Supplied data:
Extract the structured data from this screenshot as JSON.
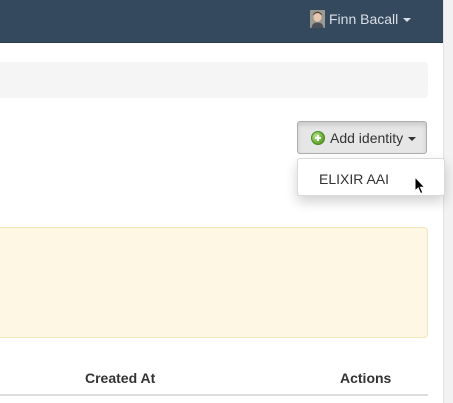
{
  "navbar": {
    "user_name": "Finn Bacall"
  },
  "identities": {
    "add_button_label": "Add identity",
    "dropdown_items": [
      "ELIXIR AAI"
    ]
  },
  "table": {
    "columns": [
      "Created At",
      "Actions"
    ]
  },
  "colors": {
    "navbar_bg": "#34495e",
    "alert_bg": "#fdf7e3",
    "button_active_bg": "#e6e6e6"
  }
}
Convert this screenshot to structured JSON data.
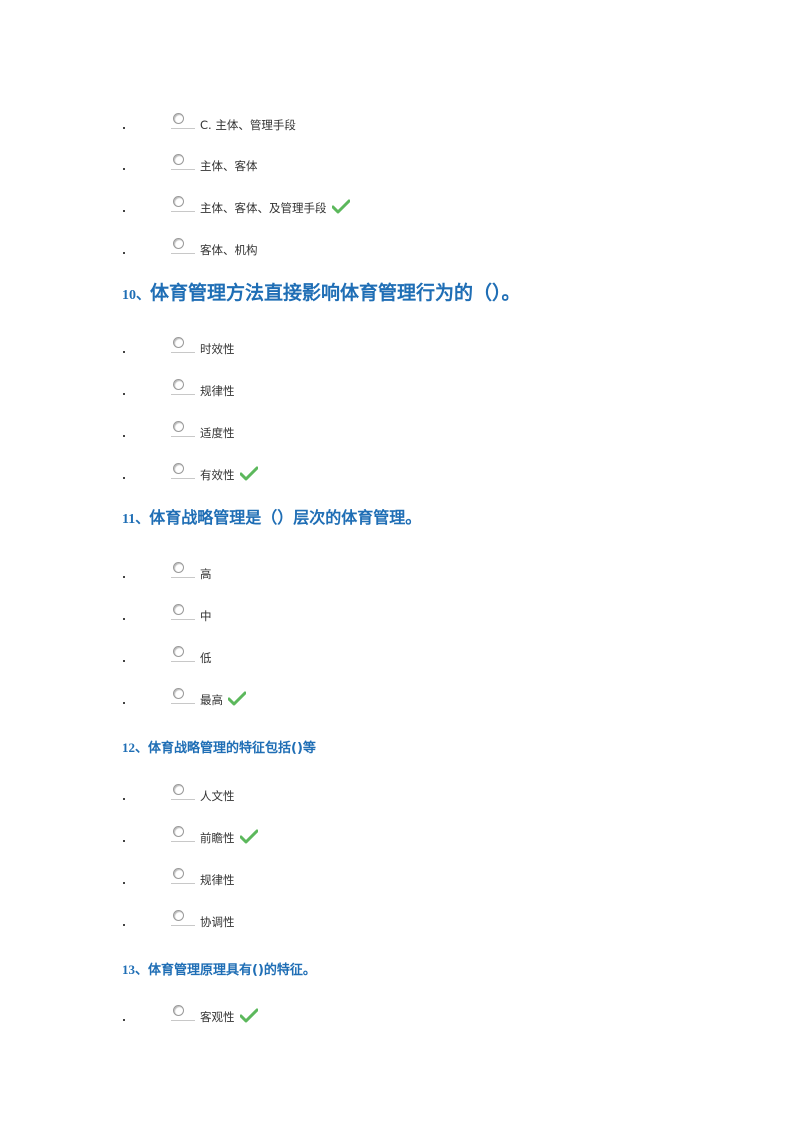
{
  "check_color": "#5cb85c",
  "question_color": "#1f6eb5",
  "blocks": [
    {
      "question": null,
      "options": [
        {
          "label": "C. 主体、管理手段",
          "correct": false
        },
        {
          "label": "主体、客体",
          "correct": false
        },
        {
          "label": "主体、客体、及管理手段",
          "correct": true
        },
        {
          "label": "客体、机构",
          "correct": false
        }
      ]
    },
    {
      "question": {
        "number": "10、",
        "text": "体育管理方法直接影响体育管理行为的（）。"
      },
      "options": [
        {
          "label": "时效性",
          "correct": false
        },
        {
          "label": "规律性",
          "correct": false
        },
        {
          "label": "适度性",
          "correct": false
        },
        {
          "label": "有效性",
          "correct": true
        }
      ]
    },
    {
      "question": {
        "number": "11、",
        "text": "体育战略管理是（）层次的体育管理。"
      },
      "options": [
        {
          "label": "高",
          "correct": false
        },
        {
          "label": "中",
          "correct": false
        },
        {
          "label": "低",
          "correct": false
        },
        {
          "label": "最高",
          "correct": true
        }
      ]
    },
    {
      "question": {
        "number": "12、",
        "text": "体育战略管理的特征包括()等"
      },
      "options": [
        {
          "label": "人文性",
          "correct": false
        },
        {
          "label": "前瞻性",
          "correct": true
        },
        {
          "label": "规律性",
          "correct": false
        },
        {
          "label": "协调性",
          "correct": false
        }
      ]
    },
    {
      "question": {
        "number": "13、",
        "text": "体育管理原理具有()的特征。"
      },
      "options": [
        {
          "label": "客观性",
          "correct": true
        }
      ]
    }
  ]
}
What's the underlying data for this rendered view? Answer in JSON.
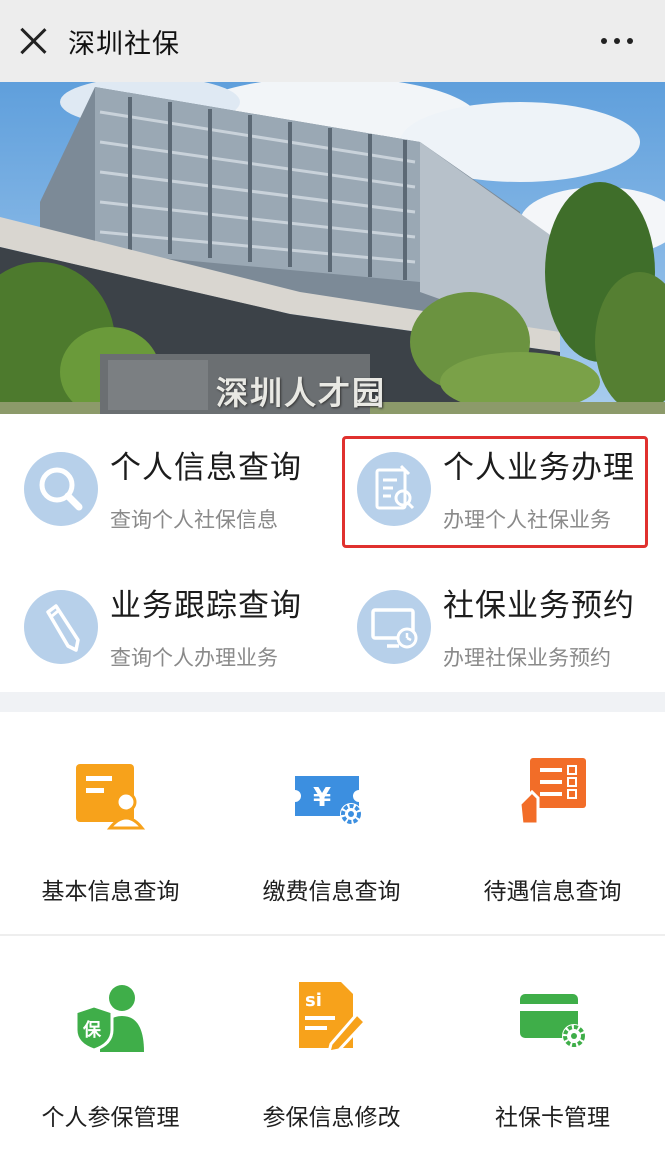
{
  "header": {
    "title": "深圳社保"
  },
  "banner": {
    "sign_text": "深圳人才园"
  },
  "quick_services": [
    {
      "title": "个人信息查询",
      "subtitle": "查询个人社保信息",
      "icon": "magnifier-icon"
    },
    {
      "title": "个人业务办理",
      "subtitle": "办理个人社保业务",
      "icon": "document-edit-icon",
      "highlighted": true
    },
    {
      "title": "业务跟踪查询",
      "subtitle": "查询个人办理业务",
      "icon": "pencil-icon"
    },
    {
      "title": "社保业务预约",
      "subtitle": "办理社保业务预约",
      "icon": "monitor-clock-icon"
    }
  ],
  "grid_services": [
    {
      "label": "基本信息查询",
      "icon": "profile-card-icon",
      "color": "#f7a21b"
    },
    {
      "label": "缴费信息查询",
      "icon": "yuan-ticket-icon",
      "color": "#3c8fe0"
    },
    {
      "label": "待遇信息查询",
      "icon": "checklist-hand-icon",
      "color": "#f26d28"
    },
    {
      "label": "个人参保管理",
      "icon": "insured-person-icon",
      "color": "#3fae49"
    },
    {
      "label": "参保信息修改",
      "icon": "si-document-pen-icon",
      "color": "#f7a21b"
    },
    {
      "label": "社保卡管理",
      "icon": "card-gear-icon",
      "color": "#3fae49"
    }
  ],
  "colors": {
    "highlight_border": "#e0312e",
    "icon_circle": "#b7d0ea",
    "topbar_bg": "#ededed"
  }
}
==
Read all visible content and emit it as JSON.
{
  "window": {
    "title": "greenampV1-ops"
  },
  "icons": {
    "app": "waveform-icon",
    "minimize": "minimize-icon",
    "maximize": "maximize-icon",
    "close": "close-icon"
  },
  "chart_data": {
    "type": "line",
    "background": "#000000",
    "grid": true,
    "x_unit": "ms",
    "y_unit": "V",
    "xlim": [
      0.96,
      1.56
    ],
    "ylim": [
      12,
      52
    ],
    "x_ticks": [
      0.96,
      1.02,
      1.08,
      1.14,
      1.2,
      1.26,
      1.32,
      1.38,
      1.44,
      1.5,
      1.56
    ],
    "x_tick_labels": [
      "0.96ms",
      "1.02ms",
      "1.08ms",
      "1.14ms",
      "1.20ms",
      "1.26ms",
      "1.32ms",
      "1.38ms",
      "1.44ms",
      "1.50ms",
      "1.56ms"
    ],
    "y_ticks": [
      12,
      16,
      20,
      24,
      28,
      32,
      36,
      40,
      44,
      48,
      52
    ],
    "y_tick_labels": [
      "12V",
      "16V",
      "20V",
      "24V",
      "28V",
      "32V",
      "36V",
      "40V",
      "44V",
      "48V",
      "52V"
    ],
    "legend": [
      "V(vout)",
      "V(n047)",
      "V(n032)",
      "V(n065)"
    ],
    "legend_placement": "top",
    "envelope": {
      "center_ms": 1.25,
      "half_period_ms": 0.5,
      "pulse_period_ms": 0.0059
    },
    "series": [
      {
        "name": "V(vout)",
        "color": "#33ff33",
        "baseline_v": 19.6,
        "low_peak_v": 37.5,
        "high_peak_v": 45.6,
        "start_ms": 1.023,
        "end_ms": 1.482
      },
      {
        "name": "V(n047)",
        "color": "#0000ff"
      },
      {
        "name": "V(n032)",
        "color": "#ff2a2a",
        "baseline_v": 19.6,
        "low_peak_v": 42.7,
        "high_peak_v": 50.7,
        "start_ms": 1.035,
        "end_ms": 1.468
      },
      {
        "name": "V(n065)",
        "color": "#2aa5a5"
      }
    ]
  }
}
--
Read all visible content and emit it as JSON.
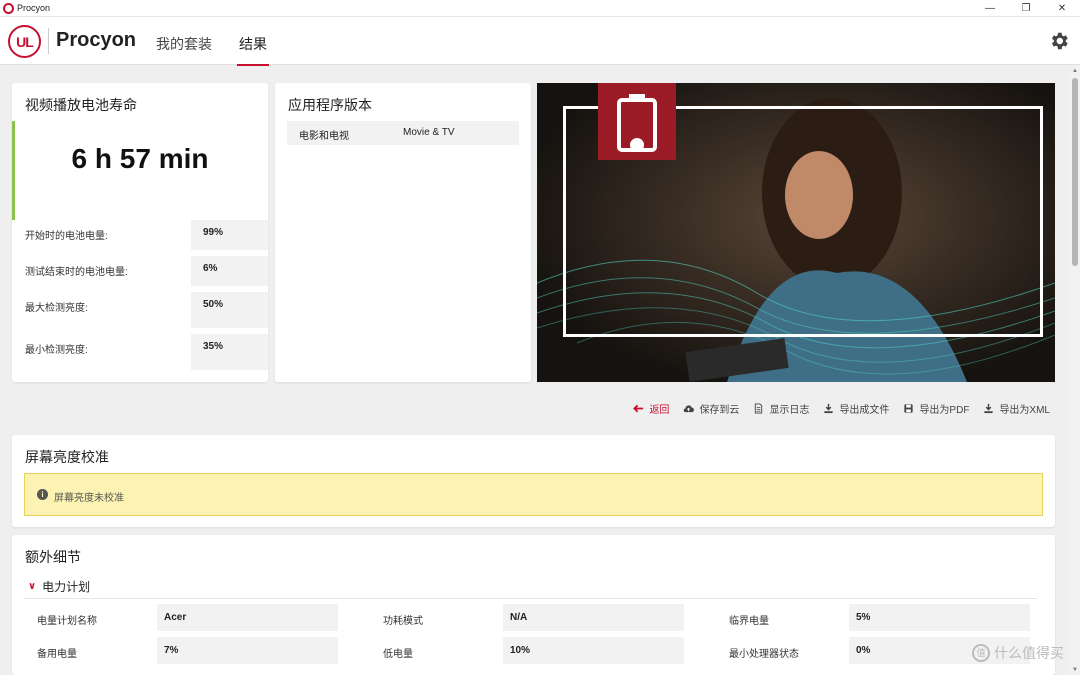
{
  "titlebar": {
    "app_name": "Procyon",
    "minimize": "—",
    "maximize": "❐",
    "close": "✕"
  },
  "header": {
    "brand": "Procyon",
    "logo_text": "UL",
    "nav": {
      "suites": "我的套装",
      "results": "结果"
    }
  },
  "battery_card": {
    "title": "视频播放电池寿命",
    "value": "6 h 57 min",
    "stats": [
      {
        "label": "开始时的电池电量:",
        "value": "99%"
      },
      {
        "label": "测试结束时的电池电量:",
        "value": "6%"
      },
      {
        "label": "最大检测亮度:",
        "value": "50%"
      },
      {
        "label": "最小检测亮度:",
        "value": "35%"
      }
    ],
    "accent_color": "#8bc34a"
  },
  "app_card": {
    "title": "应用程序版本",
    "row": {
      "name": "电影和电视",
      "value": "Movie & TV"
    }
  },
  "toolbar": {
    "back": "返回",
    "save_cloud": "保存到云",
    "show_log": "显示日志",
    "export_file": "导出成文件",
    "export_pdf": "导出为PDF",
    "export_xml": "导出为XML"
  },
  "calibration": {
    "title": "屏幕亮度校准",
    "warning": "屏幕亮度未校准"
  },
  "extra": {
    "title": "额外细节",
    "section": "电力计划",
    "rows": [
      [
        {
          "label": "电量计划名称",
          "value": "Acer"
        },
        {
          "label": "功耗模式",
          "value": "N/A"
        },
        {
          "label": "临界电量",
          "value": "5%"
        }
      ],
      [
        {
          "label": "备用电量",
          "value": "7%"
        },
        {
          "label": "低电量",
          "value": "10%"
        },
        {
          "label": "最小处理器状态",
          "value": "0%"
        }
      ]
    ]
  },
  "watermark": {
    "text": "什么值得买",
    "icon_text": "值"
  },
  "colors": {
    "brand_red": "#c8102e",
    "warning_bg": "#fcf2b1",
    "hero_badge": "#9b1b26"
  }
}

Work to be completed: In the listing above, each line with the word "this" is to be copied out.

Result:
Extract the structured data from this screenshot as JSON.
Convert this screenshot to structured JSON data.
What's the underlying data for this rendered view? Answer in JSON.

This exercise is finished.